Rather reluctant to get out of bed this morning, the comfy bed and the hypoallergenic bedding at the Horse and Jockey had ensured a restful night.
A leisurely breakfast and we are onto Kington, a delightful market towns.
The path goes straight up Church Street before veering off across a pretty square with Georgian houses and down towards a number of pretty cottages, crossing Back Brook reaching a lane, a pleasant amble upwards passing a cottage and onto Bradnor Green common.
On higher ground still, we come to the manicured grounds of Kington Golf Club. The direction of the sign here is a bit ambiguous, and we took the more acute angle, ending higher up the golf course than the path route..
We accosted a group of friendly golfers to try and get our bearings. They were most helpful offering conflicting advice.
One suggested we go back down towards the club house, the other suggested we could cross across the farmer’s field up to the top of the hill where the Dyke was now clearly visible.
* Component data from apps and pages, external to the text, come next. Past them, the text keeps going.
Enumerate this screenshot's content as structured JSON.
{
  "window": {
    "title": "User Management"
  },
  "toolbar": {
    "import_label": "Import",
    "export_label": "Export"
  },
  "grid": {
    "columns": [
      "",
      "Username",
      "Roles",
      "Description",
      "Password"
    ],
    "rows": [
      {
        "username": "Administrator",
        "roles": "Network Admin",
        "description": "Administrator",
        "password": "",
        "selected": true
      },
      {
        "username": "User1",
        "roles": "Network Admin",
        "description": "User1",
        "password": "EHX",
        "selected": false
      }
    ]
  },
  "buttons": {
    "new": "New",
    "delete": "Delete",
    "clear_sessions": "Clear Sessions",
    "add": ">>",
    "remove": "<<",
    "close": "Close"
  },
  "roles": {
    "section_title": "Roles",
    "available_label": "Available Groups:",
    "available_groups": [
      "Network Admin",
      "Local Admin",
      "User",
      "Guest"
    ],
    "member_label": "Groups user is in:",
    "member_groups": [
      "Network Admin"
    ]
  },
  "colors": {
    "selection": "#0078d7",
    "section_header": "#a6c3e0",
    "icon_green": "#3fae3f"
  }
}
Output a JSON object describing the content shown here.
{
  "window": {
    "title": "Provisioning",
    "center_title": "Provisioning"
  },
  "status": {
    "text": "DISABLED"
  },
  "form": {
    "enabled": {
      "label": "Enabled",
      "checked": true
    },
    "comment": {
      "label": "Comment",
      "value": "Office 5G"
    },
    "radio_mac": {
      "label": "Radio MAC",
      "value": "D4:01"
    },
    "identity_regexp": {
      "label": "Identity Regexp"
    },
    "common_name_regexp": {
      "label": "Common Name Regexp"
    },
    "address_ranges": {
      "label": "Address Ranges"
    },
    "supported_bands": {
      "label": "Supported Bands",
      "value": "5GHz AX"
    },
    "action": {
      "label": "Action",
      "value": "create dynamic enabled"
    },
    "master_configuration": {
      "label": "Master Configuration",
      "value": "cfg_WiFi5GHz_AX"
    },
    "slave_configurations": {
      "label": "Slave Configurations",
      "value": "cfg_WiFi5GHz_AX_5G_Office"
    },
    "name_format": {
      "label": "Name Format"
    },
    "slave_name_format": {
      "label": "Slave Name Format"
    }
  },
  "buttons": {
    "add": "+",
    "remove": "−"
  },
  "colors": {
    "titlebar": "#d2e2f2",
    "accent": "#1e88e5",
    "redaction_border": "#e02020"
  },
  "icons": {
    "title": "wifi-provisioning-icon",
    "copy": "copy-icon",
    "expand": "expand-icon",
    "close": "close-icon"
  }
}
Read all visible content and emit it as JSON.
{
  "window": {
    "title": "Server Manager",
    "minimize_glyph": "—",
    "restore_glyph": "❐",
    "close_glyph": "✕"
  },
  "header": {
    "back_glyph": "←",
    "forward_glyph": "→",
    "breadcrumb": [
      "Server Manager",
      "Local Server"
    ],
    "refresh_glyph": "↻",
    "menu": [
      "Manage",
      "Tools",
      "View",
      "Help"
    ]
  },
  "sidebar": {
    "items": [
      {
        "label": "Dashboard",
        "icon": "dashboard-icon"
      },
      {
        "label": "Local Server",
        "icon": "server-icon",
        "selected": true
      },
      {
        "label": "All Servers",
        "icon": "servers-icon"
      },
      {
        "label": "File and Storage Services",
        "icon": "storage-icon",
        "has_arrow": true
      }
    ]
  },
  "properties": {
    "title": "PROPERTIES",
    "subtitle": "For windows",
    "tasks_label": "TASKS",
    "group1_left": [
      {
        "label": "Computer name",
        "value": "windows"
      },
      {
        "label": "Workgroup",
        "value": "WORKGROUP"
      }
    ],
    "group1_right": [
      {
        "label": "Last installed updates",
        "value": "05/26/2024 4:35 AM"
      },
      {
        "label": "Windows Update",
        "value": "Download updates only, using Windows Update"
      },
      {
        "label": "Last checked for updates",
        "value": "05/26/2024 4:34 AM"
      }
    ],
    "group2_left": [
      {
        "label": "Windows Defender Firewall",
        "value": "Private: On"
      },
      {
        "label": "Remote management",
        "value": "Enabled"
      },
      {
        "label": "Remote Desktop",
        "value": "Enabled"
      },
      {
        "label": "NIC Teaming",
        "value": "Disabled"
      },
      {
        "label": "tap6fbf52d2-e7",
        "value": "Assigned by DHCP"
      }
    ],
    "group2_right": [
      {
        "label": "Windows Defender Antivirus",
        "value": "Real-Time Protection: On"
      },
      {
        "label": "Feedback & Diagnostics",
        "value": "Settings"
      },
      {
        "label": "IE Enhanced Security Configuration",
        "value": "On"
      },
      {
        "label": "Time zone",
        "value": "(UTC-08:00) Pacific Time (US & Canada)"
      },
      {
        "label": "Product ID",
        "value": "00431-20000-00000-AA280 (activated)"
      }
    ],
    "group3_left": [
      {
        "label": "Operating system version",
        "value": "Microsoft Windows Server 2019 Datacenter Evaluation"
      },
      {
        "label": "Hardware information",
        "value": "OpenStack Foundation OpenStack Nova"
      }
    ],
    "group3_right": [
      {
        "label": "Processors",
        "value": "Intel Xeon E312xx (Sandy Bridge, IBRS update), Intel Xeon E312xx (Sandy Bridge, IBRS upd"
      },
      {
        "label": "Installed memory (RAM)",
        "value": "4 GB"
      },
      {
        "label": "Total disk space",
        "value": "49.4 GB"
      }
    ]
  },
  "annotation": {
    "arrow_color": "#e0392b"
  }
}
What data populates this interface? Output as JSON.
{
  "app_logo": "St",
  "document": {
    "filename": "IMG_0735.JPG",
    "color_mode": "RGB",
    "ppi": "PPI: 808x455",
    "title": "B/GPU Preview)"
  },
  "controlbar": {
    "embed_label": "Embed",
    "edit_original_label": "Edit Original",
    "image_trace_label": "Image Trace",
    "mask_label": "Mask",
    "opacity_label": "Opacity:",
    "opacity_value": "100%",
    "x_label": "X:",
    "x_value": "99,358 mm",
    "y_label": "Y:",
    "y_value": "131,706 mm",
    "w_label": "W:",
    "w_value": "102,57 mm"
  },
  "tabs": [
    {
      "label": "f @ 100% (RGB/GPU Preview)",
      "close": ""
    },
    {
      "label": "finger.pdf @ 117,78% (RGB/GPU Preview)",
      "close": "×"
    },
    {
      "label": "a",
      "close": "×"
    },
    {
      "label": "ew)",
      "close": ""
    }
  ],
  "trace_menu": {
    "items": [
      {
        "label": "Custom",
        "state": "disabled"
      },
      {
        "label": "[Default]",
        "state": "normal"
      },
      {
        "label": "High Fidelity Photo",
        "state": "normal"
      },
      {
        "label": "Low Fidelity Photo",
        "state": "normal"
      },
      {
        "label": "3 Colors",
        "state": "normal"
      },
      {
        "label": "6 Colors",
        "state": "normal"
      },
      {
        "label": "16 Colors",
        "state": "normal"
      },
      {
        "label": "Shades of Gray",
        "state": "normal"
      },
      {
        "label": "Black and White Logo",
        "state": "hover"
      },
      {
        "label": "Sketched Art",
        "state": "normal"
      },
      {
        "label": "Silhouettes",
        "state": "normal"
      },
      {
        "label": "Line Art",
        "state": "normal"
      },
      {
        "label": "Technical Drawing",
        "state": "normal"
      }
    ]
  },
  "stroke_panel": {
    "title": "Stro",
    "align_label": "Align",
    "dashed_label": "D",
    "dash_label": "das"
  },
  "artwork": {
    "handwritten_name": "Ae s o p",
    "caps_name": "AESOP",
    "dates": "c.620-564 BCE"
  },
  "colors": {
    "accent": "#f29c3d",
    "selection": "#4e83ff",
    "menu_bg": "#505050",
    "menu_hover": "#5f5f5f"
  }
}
They told us that walkers go astray all the time, that we were not the first by any means. This made us feel better.
We told them we were going to go through the fields, a long conversation about whether the bull was in the field or just cattle and sheep.
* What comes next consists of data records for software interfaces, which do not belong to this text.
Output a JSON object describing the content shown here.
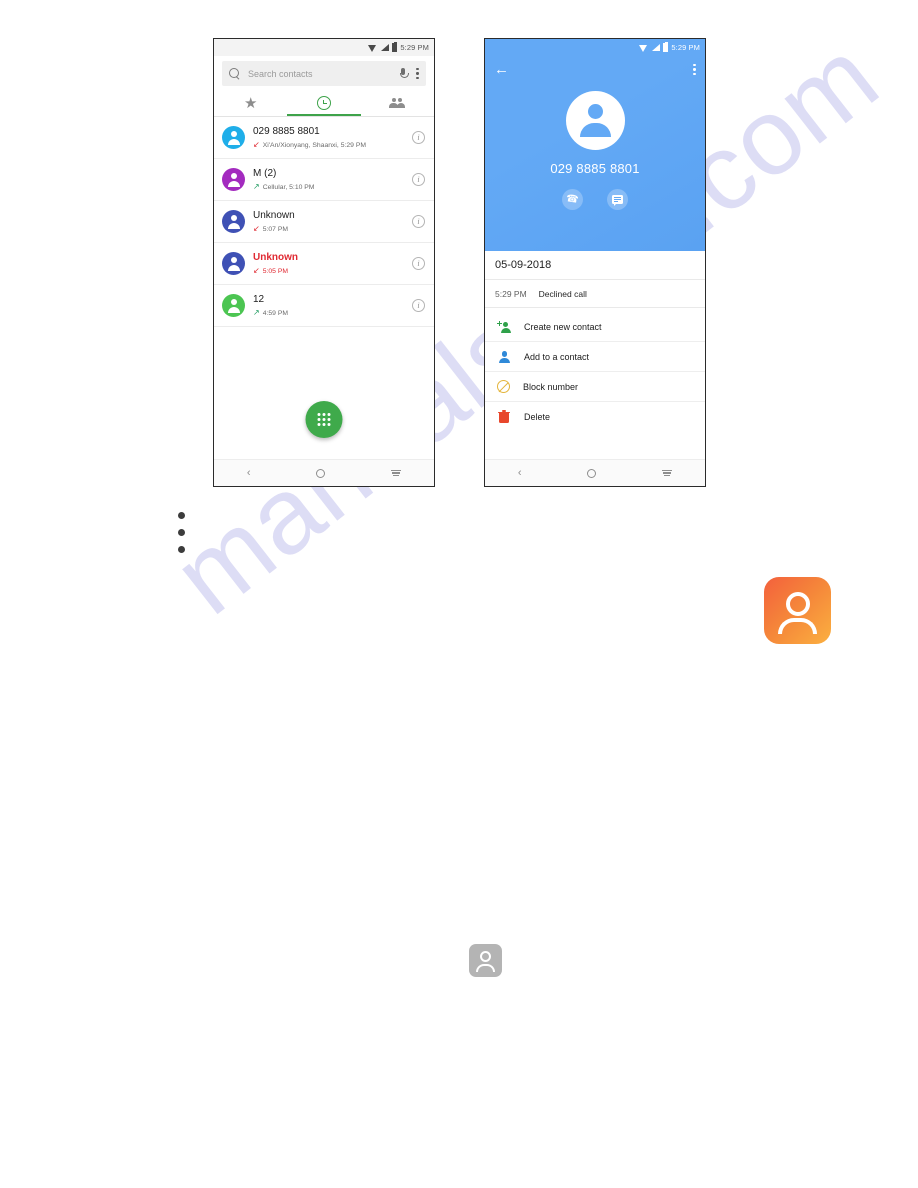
{
  "watermark": {
    "text": "manualshive.com"
  },
  "phone_left": {
    "status_bar": {
      "time": "5:29 PM",
      "icons": [
        "wifi-icon",
        "signal-icon",
        "battery-icon"
      ]
    },
    "search": {
      "placeholder": "Search contacts",
      "search_icon": "search-icon",
      "mic_icon": "microphone-icon",
      "overflow_icon": "overflow-menu-icon"
    },
    "tabs": [
      {
        "id": "favorites",
        "icon": "star-icon",
        "active": false
      },
      {
        "id": "recents",
        "icon": "clock-icon",
        "active": true
      },
      {
        "id": "contacts",
        "icon": "people-icon",
        "active": false
      }
    ],
    "accent_color": "#3EA34A",
    "call_log": [
      {
        "name": "029 8885 8801",
        "detail": "Xi'An/Xionyang, Shaanxi, 5:29 PM",
        "direction": "incoming",
        "arrow": "↙",
        "missed": false,
        "avatar_color": "#1FAEE9"
      },
      {
        "name": "M (2)",
        "detail": "Cellular, 5:10 PM",
        "direction": "outgoing",
        "arrow": "↗",
        "missed": false,
        "avatar_color": "#A32BBF"
      },
      {
        "name": "Unknown",
        "detail": "5:07 PM",
        "direction": "incoming",
        "arrow": "↙",
        "missed": false,
        "avatar_color": "#3F51B5"
      },
      {
        "name": "Unknown",
        "detail": "5:05 PM",
        "direction": "incoming",
        "arrow": "↙",
        "missed": true,
        "avatar_color": "#3F51B5"
      },
      {
        "name": "12",
        "detail": "4:59 PM",
        "direction": "outgoing",
        "arrow": "↗",
        "missed": false,
        "avatar_color": "#4CC552"
      }
    ],
    "fab": {
      "icon": "dialpad-icon",
      "color": "#3FAA4B"
    },
    "nav_bar": [
      "back-icon",
      "home-icon",
      "recents-icon"
    ]
  },
  "phone_right": {
    "status_bar": {
      "time": "5:29 PM",
      "icons": [
        "wifi-icon",
        "signal-icon",
        "battery-icon"
      ]
    },
    "header": {
      "back_icon": "back-arrow-icon",
      "overflow_icon": "overflow-menu-icon",
      "avatar_icon": "person-avatar-icon",
      "number": "029 8885 8801",
      "background_color": "#63A9F5",
      "actions": [
        {
          "id": "call",
          "icon": "phone-icon"
        },
        {
          "id": "message",
          "icon": "message-icon"
        }
      ]
    },
    "date": "05-09-2018",
    "entry": {
      "time": "5:29 PM",
      "label": "Declined call"
    },
    "menu": [
      {
        "label": "Create new contact",
        "icon": "person-add-icon",
        "color": "#2FA14A"
      },
      {
        "label": "Add to a contact",
        "icon": "person-icon",
        "color": "#2F89D8"
      },
      {
        "label": "Block number",
        "icon": "block-icon",
        "color": "#E4B53C"
      },
      {
        "label": "Delete",
        "icon": "trash-icon",
        "color": "#E8472C"
      }
    ],
    "nav_bar": [
      "back-icon",
      "home-icon",
      "recents-icon"
    ]
  },
  "app_icons": {
    "contacts_orange": {
      "icon": "contacts-app-icon",
      "color_start": "#F3603C",
      "color_end": "#FBB040"
    },
    "contacts_gray": {
      "icon": "contacts-app-icon",
      "color": "#B4B4B4"
    }
  },
  "bullets": {
    "count": 3
  }
}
We were undeterred, we’d encountered loads of bulls, bullocks and cattle on our walk. Getting across the fields was relatively easy until we spotted a sign way off in the distance on Herrock Hill. We decided to descend to a valley of bracken and fight our way across until we reached the path. Just as well we are both country girls at heart!
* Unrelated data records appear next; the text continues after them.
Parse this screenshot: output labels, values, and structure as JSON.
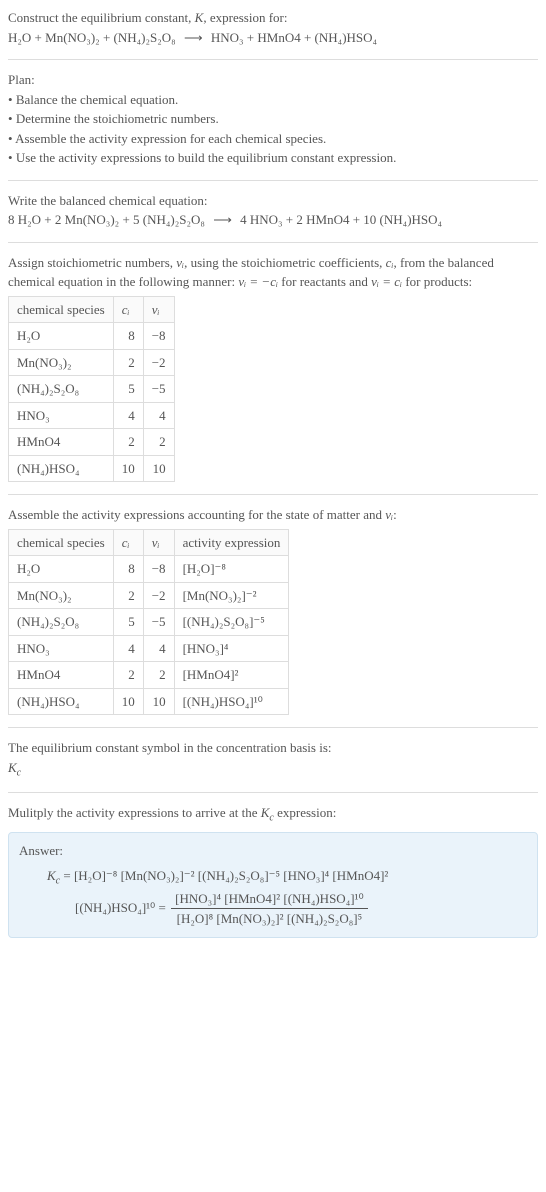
{
  "intro": {
    "line1_prefix": "Construct the equilibrium constant, ",
    "line1_k": "K",
    "line1_suffix": ", expression for:",
    "equation_lhs": "H₂O + Mn(NO₃)₂ + (NH₄)₂S₂O₈",
    "arrow": "⟶",
    "equation_rhs": "HNO₃ + HMnO4 + (NH₄)HSO₄"
  },
  "plan": {
    "heading": "Plan:",
    "items": [
      "Balance the chemical equation.",
      "Determine the stoichiometric numbers.",
      "Assemble the activity expression for each chemical species.",
      "Use the activity expressions to build the equilibrium constant expression."
    ]
  },
  "balanced": {
    "heading": "Write the balanced chemical equation:",
    "equation_lhs": "8 H₂O + 2 Mn(NO₃)₂ + 5 (NH₄)₂S₂O₈",
    "arrow": "⟶",
    "equation_rhs": "4 HNO₃ + 2 HMnO4 + 10 (NH₄)HSO₄"
  },
  "assign": {
    "line1_a": "Assign stoichiometric numbers, ",
    "line1_nu": "νᵢ",
    "line1_b": ", using the stoichiometric coefficients, ",
    "line1_c": "cᵢ",
    "line1_d": ", from the balanced chemical equation in the following manner: ",
    "line1_eq": "νᵢ = −cᵢ",
    "line1_e": " for reactants and ",
    "line1_eq2": "νᵢ = cᵢ",
    "line1_f": " for products:",
    "cols": {
      "species": "chemical species",
      "ci": "cᵢ",
      "nui": "νᵢ"
    },
    "rows": [
      {
        "species": "H₂O",
        "ci": "8",
        "nui": "−8"
      },
      {
        "species": "Mn(NO₃)₂",
        "ci": "2",
        "nui": "−2"
      },
      {
        "species": "(NH₄)₂S₂O₈",
        "ci": "5",
        "nui": "−5"
      },
      {
        "species": "HNO₃",
        "ci": "4",
        "nui": "4"
      },
      {
        "species": "HMnO4",
        "ci": "2",
        "nui": "2"
      },
      {
        "species": "(NH₄)HSO₄",
        "ci": "10",
        "nui": "10"
      }
    ]
  },
  "activity": {
    "heading_a": "Assemble the activity expressions accounting for the state of matter and ",
    "heading_nu": "νᵢ",
    "heading_b": ":",
    "cols": {
      "species": "chemical species",
      "ci": "cᵢ",
      "nui": "νᵢ",
      "act": "activity expression"
    },
    "rows": [
      {
        "species": "H₂O",
        "ci": "8",
        "nui": "−8",
        "act": "[H₂O]⁻⁸"
      },
      {
        "species": "Mn(NO₃)₂",
        "ci": "2",
        "nui": "−2",
        "act": "[Mn(NO₃)₂]⁻²"
      },
      {
        "species": "(NH₄)₂S₂O₈",
        "ci": "5",
        "nui": "−5",
        "act": "[(NH₄)₂S₂O₈]⁻⁵"
      },
      {
        "species": "HNO₃",
        "ci": "4",
        "nui": "4",
        "act": "[HNO₃]⁴"
      },
      {
        "species": "HMnO4",
        "ci": "2",
        "nui": "2",
        "act": "[HMnO4]²"
      },
      {
        "species": "(NH₄)HSO₄",
        "ci": "10",
        "nui": "10",
        "act": "[(NH₄)HSO₄]¹⁰"
      }
    ]
  },
  "symbol": {
    "heading": "The equilibrium constant symbol in the concentration basis is:",
    "kc": "K_c"
  },
  "multiply": {
    "heading_a": "Mulitply the activity expressions to arrive at the ",
    "heading_k": "K_c",
    "heading_b": " expression:"
  },
  "answer": {
    "label": "Answer:",
    "line1": "K_c = [H₂O]⁻⁸ [Mn(NO₃)₂]⁻² [(NH₄)₂S₂O₈]⁻⁵ [HNO₃]⁴ [HMnO4]²",
    "line2_left": "[(NH₄)HSO₄]¹⁰ = ",
    "frac_num": "[HNO₃]⁴ [HMnO4]² [(NH₄)HSO₄]¹⁰",
    "frac_den": "[H₂O]⁸ [Mn(NO₃)₂]² [(NH₄)₂S₂O₈]⁵"
  }
}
More bracken on the way down the hill until we ended up skirting around the hill overlooking a lush, green valley.
At Lower Harpton Farm we stopped to admire two working dogs atop a quad bike. They loved our attention, but did not bark and did not leave their position. We chatted to the farmer who was glad to have seen the back of Storm Bronagh. We left him to finish rounding up the sheep, while we walked down the B4362 with a couple of nasty bends,as quickly as possible.
Bearing left at the old Ditchyeld Bridge, up the lane to Burfa forestry, reaching Old Burfa, lovely half timbered house with atmospheric barns.
Reaching the Dyke by a series of steps, we take care not to trip over tree stumps, but stopping to take in the views through the trees.
Flights of steps lead through Granner Woods – Woodland Trust. Beyond here a pretty uneventful walk passing the Hilltop Plantation. The Dyke gradually becoming fainter, down to the River Lugg. Through grazing land to the road, and the baptist church at Dolley Green. My car had been parked there overnight. There is a water tap in the grounds to replenish your water bottle and a toilet.
We decided that was enough walking for one day, and spent our afternoon in Presteigne, and the evening at Radnor House B & B. Where our lovely hostess Julia, greeted us with offer of cake and tea.
This was our final night before completing Offa’s Dyke Path and we celebrated with dinner at the tapas bar. Yummie.